British Prime Minister Theresa May is seeking a deal with a small Northern Irish party she needs to stay in power after a disastrous election that destroyed her authority days before Brexit talks start.
British media reported on Sunday (local time) moves were afoot within Ms May's Conservative Party to dislodge her, while opposition Labour leader Jeremy Corbyn, who exceeded expectations in Thursday's vote, insisted she could be ousted and he could replace her.
"Theresa May is a dead woman walking. It's just how long she's going to remain on death row," former Conservative finance minister George Osborne, who was sacked by Ms May when she became Prime Minister last year, told the BBC.
The Conservatives won 318 House of Commons seats in Thursday's election, eight short of an outright majority. Labour, the main opposition party, won 262.
Ms May's only hope of forming a government is to win support from Northern Ireland's Democratic Unionist Party, which won 10 seats.
She is seeking a so-called confidence and supply deal, which would involve the DUP supporting the Conservatives on key votes but not joining a formal coalition.
Her Downing Street office initially announced on Saturday that the "principles of an outline agreement" had been agreed with the DUP, only for the smaller party to contradict that account hours later.
Downing Street backtracked, saying she had "discussed finalising" a deal in the coming week. DUP leader Arlene Foster told Sky News she would meet Ms May at Downing Street on Tuesday.
The political turmoil comes with Britain due to start negotiating on June 19 the terms of its exit from the European Union in talks of unprecedented complexity that are supposed to wrap up by the end of March 2019, when Britain actually leaves.
That timeline now looks even more ambitious than before, not least because Ms May's electoral debacle has emboldened those within her own party who object to her "hard Brexit" approach of leaving the European single market and customs union.
"The new cabinet obviously will meet early next week, our view of Brexit I don't think has changed," Defence Secretary Michael Fallon told the BBC, adding he believed the government would be able to muster parliamentary support for its Brexit plans.
But there were early signs that without a parliamentary majority, a weakened Ms May could not count on all her party's MPs to support her approach.
"I don't think she does have a majority in the House of Commons for leaving the single market," said Anna Soubry, a Conservative member of parliament who campaigned ahead of last year's referendum for Britain to stay in the EU.
With media asking questions about whether Ms May could remain at Downing Street after her electoral humiliation, ministers said now was not the time for the further uncertainty a party leadership contest would bring.
"This is not the time for sharks to be circling.

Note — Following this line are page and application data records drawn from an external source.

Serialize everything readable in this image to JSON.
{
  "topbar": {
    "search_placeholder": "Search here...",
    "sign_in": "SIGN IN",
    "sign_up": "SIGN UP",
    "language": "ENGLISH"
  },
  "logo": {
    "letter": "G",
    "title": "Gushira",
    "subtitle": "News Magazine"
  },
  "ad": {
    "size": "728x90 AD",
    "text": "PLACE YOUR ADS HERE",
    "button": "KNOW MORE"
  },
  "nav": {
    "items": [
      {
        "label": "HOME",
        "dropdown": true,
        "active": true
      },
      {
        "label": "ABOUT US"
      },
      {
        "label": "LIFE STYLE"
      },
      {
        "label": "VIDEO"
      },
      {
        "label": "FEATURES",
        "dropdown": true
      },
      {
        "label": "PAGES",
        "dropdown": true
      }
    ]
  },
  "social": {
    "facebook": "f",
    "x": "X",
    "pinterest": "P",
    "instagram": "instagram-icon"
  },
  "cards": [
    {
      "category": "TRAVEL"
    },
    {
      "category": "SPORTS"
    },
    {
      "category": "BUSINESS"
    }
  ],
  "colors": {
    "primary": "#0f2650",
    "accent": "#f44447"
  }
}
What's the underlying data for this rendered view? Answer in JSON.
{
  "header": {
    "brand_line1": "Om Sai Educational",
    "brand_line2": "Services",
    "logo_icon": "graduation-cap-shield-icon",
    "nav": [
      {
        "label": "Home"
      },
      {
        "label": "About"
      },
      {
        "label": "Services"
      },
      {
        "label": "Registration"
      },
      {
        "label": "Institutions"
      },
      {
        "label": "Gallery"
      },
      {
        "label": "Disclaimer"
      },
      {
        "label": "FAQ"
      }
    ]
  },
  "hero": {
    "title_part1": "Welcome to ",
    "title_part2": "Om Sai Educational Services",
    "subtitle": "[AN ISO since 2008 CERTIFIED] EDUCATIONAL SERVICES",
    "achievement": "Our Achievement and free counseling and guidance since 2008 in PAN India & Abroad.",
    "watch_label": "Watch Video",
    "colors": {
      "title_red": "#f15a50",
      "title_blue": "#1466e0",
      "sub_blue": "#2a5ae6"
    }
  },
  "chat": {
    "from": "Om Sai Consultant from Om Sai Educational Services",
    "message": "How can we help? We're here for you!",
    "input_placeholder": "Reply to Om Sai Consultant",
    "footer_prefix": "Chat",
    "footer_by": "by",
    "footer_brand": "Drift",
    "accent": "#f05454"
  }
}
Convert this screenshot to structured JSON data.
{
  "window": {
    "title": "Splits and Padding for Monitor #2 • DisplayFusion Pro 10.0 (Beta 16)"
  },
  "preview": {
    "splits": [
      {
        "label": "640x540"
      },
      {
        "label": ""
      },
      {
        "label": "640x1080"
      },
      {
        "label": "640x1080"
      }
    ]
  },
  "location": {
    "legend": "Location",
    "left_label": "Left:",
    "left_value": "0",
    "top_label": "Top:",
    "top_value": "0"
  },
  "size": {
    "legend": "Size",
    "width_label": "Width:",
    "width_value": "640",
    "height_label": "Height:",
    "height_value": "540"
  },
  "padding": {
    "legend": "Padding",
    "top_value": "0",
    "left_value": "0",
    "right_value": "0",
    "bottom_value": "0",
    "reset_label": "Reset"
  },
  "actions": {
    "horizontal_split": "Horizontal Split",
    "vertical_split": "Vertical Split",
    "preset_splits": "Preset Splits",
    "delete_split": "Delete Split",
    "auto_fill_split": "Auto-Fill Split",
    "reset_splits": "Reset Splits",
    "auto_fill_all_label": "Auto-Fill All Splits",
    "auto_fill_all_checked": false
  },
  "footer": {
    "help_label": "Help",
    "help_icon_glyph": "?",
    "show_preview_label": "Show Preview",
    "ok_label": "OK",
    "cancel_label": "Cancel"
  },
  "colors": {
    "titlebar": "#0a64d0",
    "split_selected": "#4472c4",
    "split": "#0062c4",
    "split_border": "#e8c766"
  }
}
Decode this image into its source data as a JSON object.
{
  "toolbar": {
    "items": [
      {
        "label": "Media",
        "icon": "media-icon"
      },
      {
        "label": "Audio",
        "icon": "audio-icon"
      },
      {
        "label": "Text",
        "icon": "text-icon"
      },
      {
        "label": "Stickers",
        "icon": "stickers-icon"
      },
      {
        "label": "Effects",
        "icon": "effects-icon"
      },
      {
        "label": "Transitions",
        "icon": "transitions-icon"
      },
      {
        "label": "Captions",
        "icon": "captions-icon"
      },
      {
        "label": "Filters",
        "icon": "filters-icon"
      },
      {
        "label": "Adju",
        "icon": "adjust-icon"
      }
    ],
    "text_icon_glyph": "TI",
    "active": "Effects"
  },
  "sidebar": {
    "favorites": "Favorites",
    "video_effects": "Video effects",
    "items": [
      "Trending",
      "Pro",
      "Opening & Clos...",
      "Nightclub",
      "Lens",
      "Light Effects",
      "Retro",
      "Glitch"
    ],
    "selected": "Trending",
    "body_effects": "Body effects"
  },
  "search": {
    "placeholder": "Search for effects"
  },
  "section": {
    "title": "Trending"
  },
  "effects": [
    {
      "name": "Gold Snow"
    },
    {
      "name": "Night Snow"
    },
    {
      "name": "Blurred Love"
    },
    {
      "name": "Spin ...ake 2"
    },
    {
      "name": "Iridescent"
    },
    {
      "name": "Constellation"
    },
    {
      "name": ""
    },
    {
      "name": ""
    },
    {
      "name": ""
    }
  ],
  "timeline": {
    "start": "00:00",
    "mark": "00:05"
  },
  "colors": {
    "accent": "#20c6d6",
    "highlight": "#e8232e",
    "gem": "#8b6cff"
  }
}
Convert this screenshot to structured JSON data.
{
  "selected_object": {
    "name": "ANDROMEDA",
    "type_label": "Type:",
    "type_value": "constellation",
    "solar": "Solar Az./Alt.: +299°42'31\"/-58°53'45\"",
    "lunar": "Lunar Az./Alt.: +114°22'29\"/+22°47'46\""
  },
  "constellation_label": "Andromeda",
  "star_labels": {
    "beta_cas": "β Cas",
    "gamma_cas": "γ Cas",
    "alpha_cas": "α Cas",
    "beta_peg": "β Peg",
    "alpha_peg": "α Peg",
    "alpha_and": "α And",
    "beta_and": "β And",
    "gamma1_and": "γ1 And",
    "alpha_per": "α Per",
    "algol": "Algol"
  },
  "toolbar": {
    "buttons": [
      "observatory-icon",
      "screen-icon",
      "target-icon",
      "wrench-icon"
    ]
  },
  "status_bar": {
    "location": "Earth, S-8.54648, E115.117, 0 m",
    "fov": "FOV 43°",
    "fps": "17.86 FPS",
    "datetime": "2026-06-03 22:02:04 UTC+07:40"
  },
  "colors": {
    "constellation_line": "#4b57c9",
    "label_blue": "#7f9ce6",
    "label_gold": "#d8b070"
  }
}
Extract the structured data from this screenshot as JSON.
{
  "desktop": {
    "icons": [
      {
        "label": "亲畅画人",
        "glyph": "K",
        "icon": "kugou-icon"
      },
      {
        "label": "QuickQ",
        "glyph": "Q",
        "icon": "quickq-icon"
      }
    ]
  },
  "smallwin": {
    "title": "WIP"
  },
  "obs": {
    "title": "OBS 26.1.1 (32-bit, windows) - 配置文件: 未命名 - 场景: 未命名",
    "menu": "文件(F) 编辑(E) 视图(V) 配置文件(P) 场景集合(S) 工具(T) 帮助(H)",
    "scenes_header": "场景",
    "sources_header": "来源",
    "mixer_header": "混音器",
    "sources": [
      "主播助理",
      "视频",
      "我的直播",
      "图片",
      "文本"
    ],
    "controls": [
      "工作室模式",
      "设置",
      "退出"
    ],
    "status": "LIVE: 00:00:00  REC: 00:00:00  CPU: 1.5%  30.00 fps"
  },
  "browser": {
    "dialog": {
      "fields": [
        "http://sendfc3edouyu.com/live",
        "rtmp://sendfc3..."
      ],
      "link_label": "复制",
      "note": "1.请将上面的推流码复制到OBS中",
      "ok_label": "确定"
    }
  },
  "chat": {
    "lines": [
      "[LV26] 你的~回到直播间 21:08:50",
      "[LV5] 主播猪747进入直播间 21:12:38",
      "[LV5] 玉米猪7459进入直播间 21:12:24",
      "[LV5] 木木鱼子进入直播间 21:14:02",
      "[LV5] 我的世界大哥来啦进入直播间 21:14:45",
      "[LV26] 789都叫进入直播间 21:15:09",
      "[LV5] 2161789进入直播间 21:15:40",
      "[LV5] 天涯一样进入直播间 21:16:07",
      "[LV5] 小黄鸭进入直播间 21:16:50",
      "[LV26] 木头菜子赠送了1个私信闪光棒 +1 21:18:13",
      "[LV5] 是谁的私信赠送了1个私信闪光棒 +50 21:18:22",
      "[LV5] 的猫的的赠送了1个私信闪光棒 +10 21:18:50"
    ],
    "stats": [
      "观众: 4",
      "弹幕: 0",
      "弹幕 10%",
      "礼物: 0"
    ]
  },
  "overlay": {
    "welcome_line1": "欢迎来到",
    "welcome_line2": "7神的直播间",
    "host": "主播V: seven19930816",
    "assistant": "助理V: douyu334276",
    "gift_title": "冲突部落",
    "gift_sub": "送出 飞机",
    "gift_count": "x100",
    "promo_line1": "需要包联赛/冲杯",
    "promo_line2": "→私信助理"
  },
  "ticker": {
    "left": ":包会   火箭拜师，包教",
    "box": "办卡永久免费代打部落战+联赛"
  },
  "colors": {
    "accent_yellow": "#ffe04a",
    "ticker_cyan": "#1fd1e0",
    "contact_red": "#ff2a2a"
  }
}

This is the time for us to come together as a party," culture minister Karen Bradley told Sky News.
But Soubry said Ms May's time in the top job would be limited.
Meanwhile, a buoyant Mr Corbyn was insisting he saw a route for Labour to form a government, although it was not clear how he would command the support of a majority of parliament given the electoral arithmetic.
"I can still be Prime Minister. This is still on," he told the Sunday Mirror.